* [Exercise brief]
If an entry holds a picture, drop the picture but restate the entry word for word.

* [Input material]
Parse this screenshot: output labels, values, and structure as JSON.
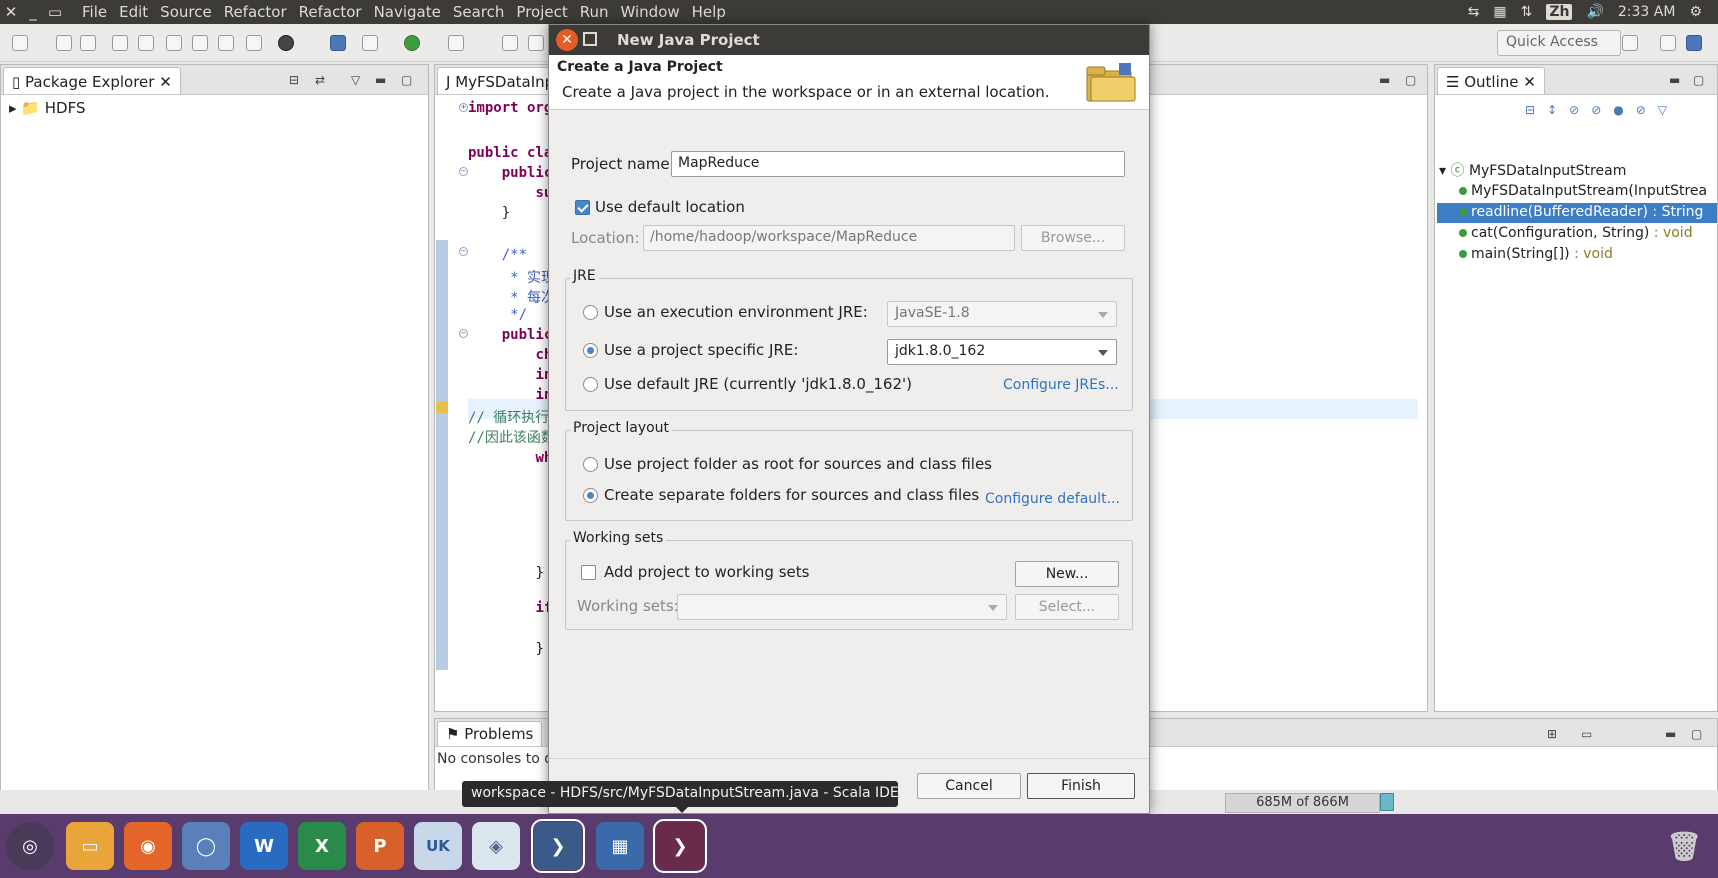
{
  "menubar": {
    "items": [
      "File",
      "Edit",
      "Source",
      "Refactor",
      "Refactor",
      "Navigate",
      "Search",
      "Project",
      "Run",
      "Window",
      "Help"
    ],
    "ime": "Zh",
    "clock": "2:33 AM"
  },
  "toolbar": {
    "quick_access": "Quick Access"
  },
  "package_explorer": {
    "tab": "Package Explorer",
    "tree": [
      {
        "label": "HDFS"
      }
    ]
  },
  "editor": {
    "tab": "MyFSDataInp",
    "lines": [
      "import org",
      "public cla",
      "public",
      "su",
      "}",
      "/**",
      "* 实现",
      "* 每次",
      "*/",
      "public",
      "ch",
      "in",
      "in",
      "// 循环执行",
      "//因此该函数",
      "wh",
      "}",
      "if",
      "}"
    ]
  },
  "outline": {
    "tab": "Outline",
    "items": [
      {
        "name": "MyFSDataInputStream",
        "ret": ""
      },
      {
        "name": "MyFSDataInputStream(InputStrea",
        "ret": ""
      },
      {
        "name": "readline(BufferedReader)",
        "ret": ": String"
      },
      {
        "name": "cat(Configuration, String)",
        "ret": ": void"
      },
      {
        "name": "main(String[])",
        "ret": ": void"
      }
    ]
  },
  "problems": {
    "tab": "Problems",
    "message": "No consoles to d"
  },
  "status": {
    "heap": "685M of 866M"
  },
  "dialog": {
    "title": "New Java Project",
    "header_title": "Create a Java Project",
    "header_desc": "Create a Java project in the workspace or in an external location.",
    "project_name_label": "Project name:",
    "project_name": "MapReduce",
    "use_default_location": "Use default location",
    "location_label": "Location:",
    "location": "/home/hadoop/workspace/MapReduce",
    "browse": "Browse...",
    "jre": {
      "title": "JRE",
      "exec_env": "Use an execution environment JRE:",
      "exec_env_value": "JavaSE-1.8",
      "project_specific": "Use a project specific JRE:",
      "project_specific_value": "jdk1.8.0_162",
      "default_jre": "Use default JRE (currently 'jdk1.8.0_162')",
      "configure": "Configure JREs..."
    },
    "layout": {
      "title": "Project layout",
      "root": "Use project folder as root for sources and class files",
      "separate": "Create separate folders for sources and class files",
      "configure": "Configure default..."
    },
    "working_sets": {
      "title": "Working sets",
      "add": "Add project to working sets",
      "new": "New...",
      "label": "Working sets:",
      "select": "Select..."
    },
    "cancel": "Cancel",
    "finish": "Finish"
  },
  "tooltip": "workspace - HDFS/src/MyFSDataInputStream.java - Scala IDE",
  "dock": {
    "uk_badge": "UK"
  }
}
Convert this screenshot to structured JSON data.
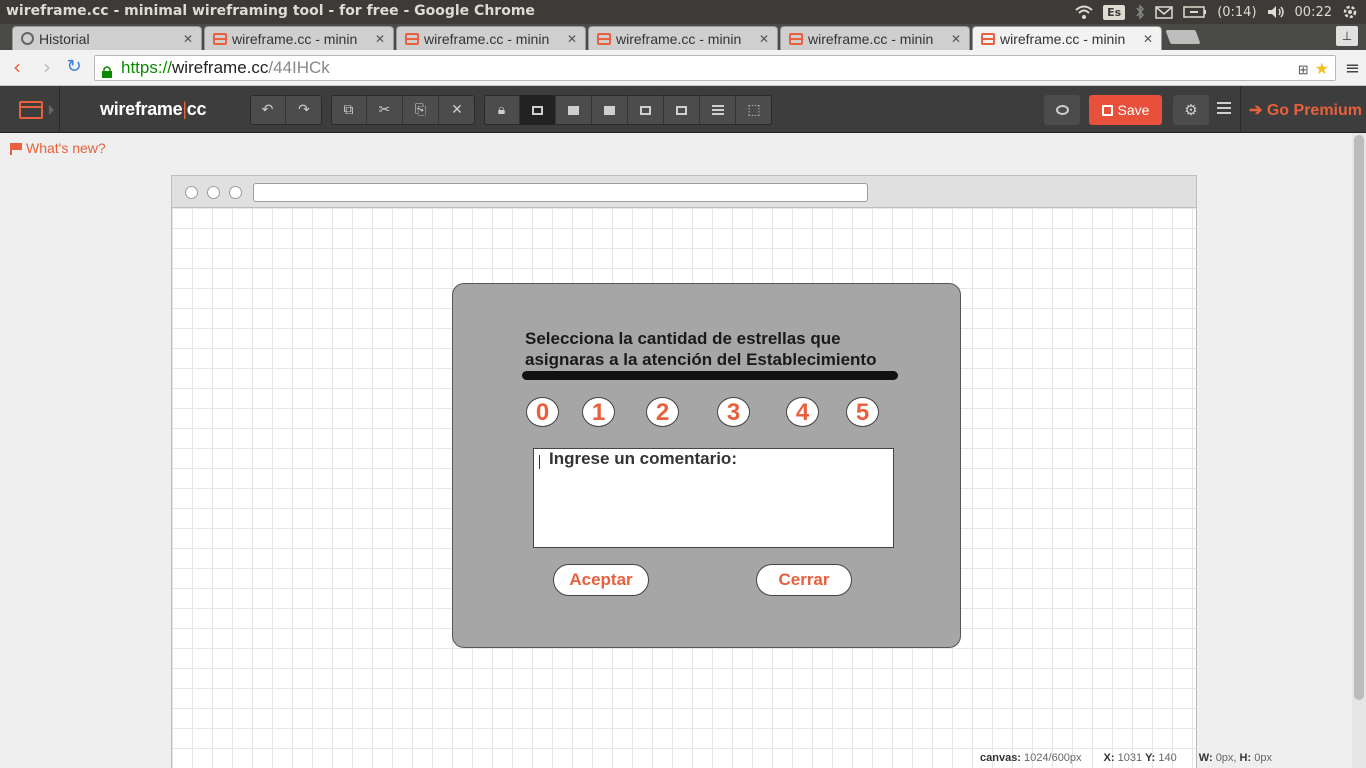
{
  "os": {
    "window_title": "wireframe.cc - minimal wireframing tool - for free - Google Chrome",
    "lang": "Es",
    "battery": "(0:14)",
    "clock": "00:22"
  },
  "tabs": [
    {
      "label": "Historial",
      "icon": "history-clock-icon"
    },
    {
      "label": "wireframe.cc - minin",
      "icon": "wireframe-favicon"
    },
    {
      "label": "wireframe.cc - minin",
      "icon": "wireframe-favicon"
    },
    {
      "label": "wireframe.cc - minin",
      "icon": "wireframe-favicon"
    },
    {
      "label": "wireframe.cc - minin",
      "icon": "wireframe-favicon"
    },
    {
      "label": "wireframe.cc - minin",
      "icon": "wireframe-favicon",
      "active": true
    }
  ],
  "omnibox": {
    "protocol": "https://",
    "host": "wireframe.cc",
    "path": "/44IHCk"
  },
  "app": {
    "brand_left": "wireframe",
    "brand_sep": "|",
    "brand_right": "cc",
    "save_label": "Save",
    "premium_label": "Go Premium",
    "whats_new": "What's new?",
    "accent": "#e8603c"
  },
  "dialog": {
    "title_line1": "Selecciona la cantidad de estrellas que",
    "title_line2": "asignaras a la atención del Establecimiento",
    "ratings": [
      "0",
      "1",
      "2",
      "3",
      "4",
      "5"
    ],
    "comment_placeholder": "Ingrese un comentario:",
    "accept_label": "Aceptar",
    "close_label": "Cerrar"
  },
  "status": {
    "canvas_label": "canvas:",
    "canvas_value": "1024/600px",
    "x_label": "X:",
    "x_value": "1031",
    "y_label": "Y:",
    "y_value": "140",
    "w_label": "W:",
    "w_value": "0px,",
    "h_label": "H:",
    "h_value": "0px"
  }
}
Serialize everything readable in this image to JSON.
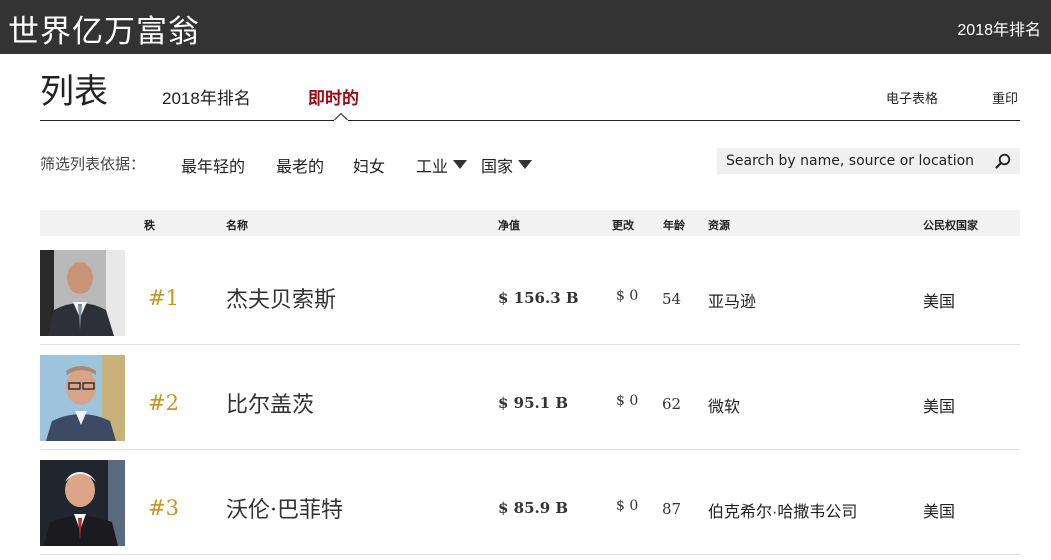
{
  "header": {
    "brand": "世界亿万富翁",
    "year_link": "2018年排名"
  },
  "page": {
    "title": "列表"
  },
  "tabs": [
    {
      "label": "2018年排名",
      "active": false
    },
    {
      "label": "即时的",
      "active": true
    }
  ],
  "actions": {
    "spreadsheet": "电子表格",
    "print": "重印"
  },
  "filters": {
    "label": "筛选列表依据：",
    "items": [
      "最年轻的",
      "最老的",
      "妇女",
      "工业",
      "国家"
    ]
  },
  "search": {
    "placeholder": "Search by name, source or location",
    "icon": "search-icon"
  },
  "table": {
    "headers": {
      "rank": "秩",
      "name": "名称",
      "net_worth": "净值",
      "change": "更改",
      "age": "年龄",
      "source": "资源",
      "country": "公民权国家"
    },
    "rows": [
      {
        "rank": "#1",
        "name": "杰夫贝索斯",
        "net_worth": "$ 156.3 B",
        "change": "$ 0",
        "age": "54",
        "source": "亚马逊",
        "country": "美国"
      },
      {
        "rank": "#2",
        "name": "比尔盖茨",
        "net_worth": "$ 95.1 B",
        "change": "$ 0",
        "age": "62",
        "source": "微软",
        "country": "美国"
      },
      {
        "rank": "#3",
        "name": "沃伦·巴菲特",
        "net_worth": "$ 85.9 B",
        "change": "$ 0",
        "age": "87",
        "source": "伯克希尔·哈撒韦公司",
        "country": "美国"
      }
    ]
  },
  "colors": {
    "topbar": "#333333",
    "active_tab": "#9b0b14",
    "rank": "#c9951f"
  }
}
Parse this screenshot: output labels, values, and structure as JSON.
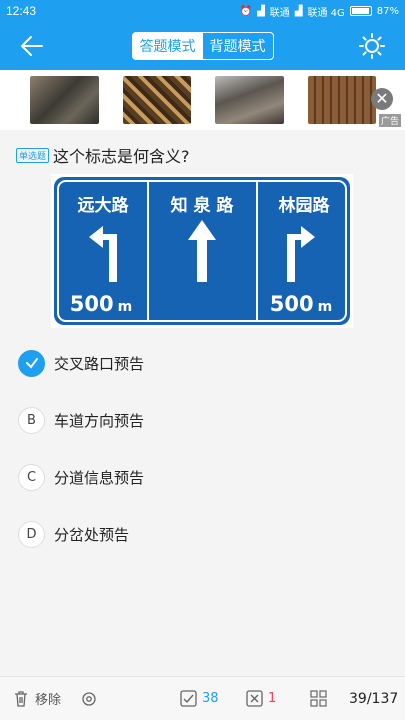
{
  "status_bar": {
    "time": "12:43",
    "carrier1": "联通",
    "carrier2": "联通 4G",
    "battery": "87%",
    "battery_level": 0.87
  },
  "header": {
    "modes": [
      {
        "label": "答题模式",
        "active": true
      },
      {
        "label": "背题模式",
        "active": false
      }
    ],
    "back_icon": "back-arrow-icon",
    "theme_icon": "sun-icon"
  },
  "ad": {
    "label": "广告",
    "close_glyph": "✕",
    "images": [
      "black-stones-ad",
      "wooden-sticks-ad",
      "wood-crates-ad",
      "warehouse-racks-ad"
    ]
  },
  "question": {
    "type": "单选题",
    "text": "这个标志是何含义?"
  },
  "sign": {
    "colors": {
      "background": "#1763b3",
      "border": "#ffffff"
    },
    "panels": [
      {
        "name": "远大路",
        "distance": "500",
        "unit": "m",
        "arrow": "left-turn"
      },
      {
        "name": "知 泉 路",
        "arrow": "straight"
      },
      {
        "name": "林园路",
        "distance": "500",
        "unit": "m",
        "arrow": "right-turn"
      }
    ]
  },
  "options": [
    {
      "letter": "A",
      "text": "交叉路口预告",
      "selected": true
    },
    {
      "letter": "B",
      "text": "车道方向预告",
      "selected": false
    },
    {
      "letter": "C",
      "text": "分道信息预告",
      "selected": false
    },
    {
      "letter": "D",
      "text": "分岔处预告",
      "selected": false
    }
  ],
  "footer": {
    "remove_label": "移除",
    "correct_count": "38",
    "wrong_count": "1",
    "progress": "39/137"
  },
  "colors": {
    "accent": "#1e9ff0",
    "correct": "#1e9ff0",
    "wrong": "#e8465a"
  }
}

* [Written reply]
Parse this screenshot: output labels, values, and structure as JSON.
{
  "menubar": {
    "items": [
      "File",
      "Edit",
      "Source",
      "Refactor",
      "Refactor",
      "Navigate",
      "Search",
      "Project",
      "Run",
      "Window",
      "Help"
    ],
    "ime": "Zh",
    "clock": "2:33 AM"
  },
  "toolbar": {
    "quick_access": "Quick Access"
  },
  "package_explorer": {
    "tab": "Package Explorer",
    "tree": [
      {
        "label": "HDFS"
      }
    ]
  },
  "editor": {
    "tab": "MyFSDataInp",
    "lines": [
      "import org",
      "public cla",
      "public",
      "su",
      "}",
      "/**",
      "* 实现",
      "* 每次",
      "*/",
      "public",
      "ch",
      "in",
      "in",
      "// 循环执行",
      "//因此该函数",
      "wh",
      "}",
      "if",
      "}"
    ]
  },
  "outline": {
    "tab": "Outline",
    "items": [
      {
        "name": "MyFSDataInputStream",
        "ret": ""
      },
      {
        "name": "MyFSDataInputStream(InputStrea",
        "ret": ""
      },
      {
        "name": "readline(BufferedReader)",
        "ret": ": String"
      },
      {
        "name": "cat(Configuration, String)",
        "ret": ": void"
      },
      {
        "name": "main(String[])",
        "ret": ": void"
      }
    ]
  },
  "problems": {
    "tab": "Problems",
    "message": "No consoles to d"
  },
  "status": {
    "heap": "685M of 866M"
  },
  "dialog": {
    "title": "New Java Project",
    "header_title": "Create a Java Project",
    "header_desc": "Create a Java project in the workspace or in an external location.",
    "project_name_label": "Project name:",
    "project_name": "MapReduce",
    "use_default_location": "Use default location",
    "location_label": "Location:",
    "location": "/home/hadoop/workspace/MapReduce",
    "browse": "Browse...",
    "jre": {
      "title": "JRE",
      "exec_env": "Use an execution environment JRE:",
      "exec_env_value": "JavaSE-1.8",
      "project_specific": "Use a project specific JRE:",
      "project_specific_value": "jdk1.8.0_162",
      "default_jre": "Use default JRE (currently 'jdk1.8.0_162')",
      "configure": "Configure JREs..."
    },
    "layout": {
      "title": "Project layout",
      "root": "Use project folder as root for sources and class files",
      "separate": "Create separate folders for sources and class files",
      "configure": "Configure default..."
    },
    "working_sets": {
      "title": "Working sets",
      "add": "Add project to working sets",
      "new": "New...",
      "label": "Working sets:",
      "select": "Select..."
    },
    "cancel": "Cancel",
    "finish": "Finish"
  },
  "tooltip": "workspace - HDFS/src/MyFSDataInputStream.java - Scala IDE",
  "dock": {
    "uk_badge": "UK"
  }
}
Convert this screenshot to structured JSON data.
{
  "os": {
    "window_title": "wireframe.cc - minimal wireframing tool - for free - Google Chrome",
    "lang": "Es",
    "battery": "(0:14)",
    "clock": "00:22"
  },
  "tabs": [
    {
      "label": "Historial",
      "icon": "history-clock-icon"
    },
    {
      "label": "wireframe.cc - minin",
      "icon": "wireframe-favicon"
    },
    {
      "label": "wireframe.cc - minin",
      "icon": "wireframe-favicon"
    },
    {
      "label": "wireframe.cc - minin",
      "icon": "wireframe-favicon"
    },
    {
      "label": "wireframe.cc - minin",
      "icon": "wireframe-favicon"
    },
    {
      "label": "wireframe.cc - minin",
      "icon": "wireframe-favicon",
      "active": true
    }
  ],
  "omnibox": {
    "protocol": "https://",
    "host": "wireframe.cc",
    "path": "/44IHCk"
  },
  "app": {
    "brand_left": "wireframe",
    "brand_sep": "|",
    "brand_right": "cc",
    "save_label": "Save",
    "premium_label": "Go Premium",
    "whats_new": "What's new?",
    "accent": "#e8603c"
  },
  "dialog": {
    "title_line1": "Selecciona la cantidad de estrellas que",
    "title_line2": "asignaras a la atención del Establecimiento",
    "ratings": [
      "0",
      "1",
      "2",
      "3",
      "4",
      "5"
    ],
    "comment_placeholder": "Ingrese un comentario:",
    "accept_label": "Aceptar",
    "close_label": "Cerrar"
  },
  "status": {
    "canvas_label": "canvas:",
    "canvas_value": "1024/600px",
    "x_label": "X:",
    "x_value": "1031",
    "y_label": "Y:",
    "y_value": "140",
    "w_label": "W:",
    "w_value": "0px,",
    "h_label": "H:",
    "h_value": "0px"
  }
}
Serialize everything readable in this image to JSON.
{
  "header": {
    "brand": "世界亿万富翁",
    "year_link": "2018年排名"
  },
  "page": {
    "title": "列表"
  },
  "tabs": [
    {
      "label": "2018年排名",
      "active": false
    },
    {
      "label": "即时的",
      "active": true
    }
  ],
  "actions": {
    "spreadsheet": "电子表格",
    "print": "重印"
  },
  "filters": {
    "label": "筛选列表依据：",
    "items": [
      "最年轻的",
      "最老的",
      "妇女",
      "工业",
      "国家"
    ]
  },
  "search": {
    "placeholder": "Search by name, source or location",
    "icon": "search-icon"
  },
  "table": {
    "headers": {
      "rank": "秩",
      "name": "名称",
      "net_worth": "净值",
      "change": "更改",
      "age": "年龄",
      "source": "资源",
      "country": "公民权国家"
    },
    "rows": [
      {
        "rank": "#1",
        "name": "杰夫贝索斯",
        "net_worth": "$ 156.3 B",
        "change": "$ 0",
        "age": "54",
        "source": "亚马逊",
        "country": "美国"
      },
      {
        "rank": "#2",
        "name": "比尔盖茨",
        "net_worth": "$ 95.1 B",
        "change": "$ 0",
        "age": "62",
        "source": "微软",
        "country": "美国"
      },
      {
        "rank": "#3",
        "name": "沃伦·巴菲特",
        "net_worth": "$ 85.9 B",
        "change": "$ 0",
        "age": "87",
        "source": "伯克希尔·哈撒韦公司",
        "country": "美国"
      }
    ]
  },
  "colors": {
    "topbar": "#333333",
    "active_tab": "#9b0b14",
    "rank": "#c9951f"
  }
}
Parse this screenshot: output labels, values, and structure as JSON.
{
  "status_bar": {
    "time": "12:43",
    "carrier1": "联通",
    "carrier2": "联通 4G",
    "battery": "87%",
    "battery_level": 0.87
  },
  "header": {
    "modes": [
      {
        "label": "答题模式",
        "active": true
      },
      {
        "label": "背题模式",
        "active": false
      }
    ],
    "back_icon": "back-arrow-icon",
    "theme_icon": "sun-icon"
  },
  "ad": {
    "label": "广告",
    "close_glyph": "✕",
    "images": [
      "black-stones-ad",
      "wooden-sticks-ad",
      "wood-crates-ad",
      "warehouse-racks-ad"
    ]
  },
  "question": {
    "type": "单选题",
    "text": "这个标志是何含义?"
  },
  "sign": {
    "colors": {
      "background": "#1763b3",
      "border": "#ffffff"
    },
    "panels": [
      {
        "name": "远大路",
        "distance": "500",
        "unit": "m",
        "arrow": "left-turn"
      },
      {
        "name": "知 泉 路",
        "arrow": "straight"
      },
      {
        "name": "林园路",
        "distance": "500",
        "unit": "m",
        "arrow": "right-turn"
      }
    ]
  },
  "options": [
    {
      "letter": "A",
      "text": "交叉路口预告",
      "selected": true
    },
    {
      "letter": "B",
      "text": "车道方向预告",
      "selected": false
    },
    {
      "letter": "C",
      "text": "分道信息预告",
      "selected": false
    },
    {
      "letter": "D",
      "text": "分岔处预告",
      "selected": false
    }
  ],
  "footer": {
    "remove_label": "移除",
    "correct_count": "38",
    "wrong_count": "1",
    "progress": "39/137"
  },
  "colors": {
    "accent": "#1e9ff0",
    "correct": "#1e9ff0",
    "wrong": "#e8465a"
  }
}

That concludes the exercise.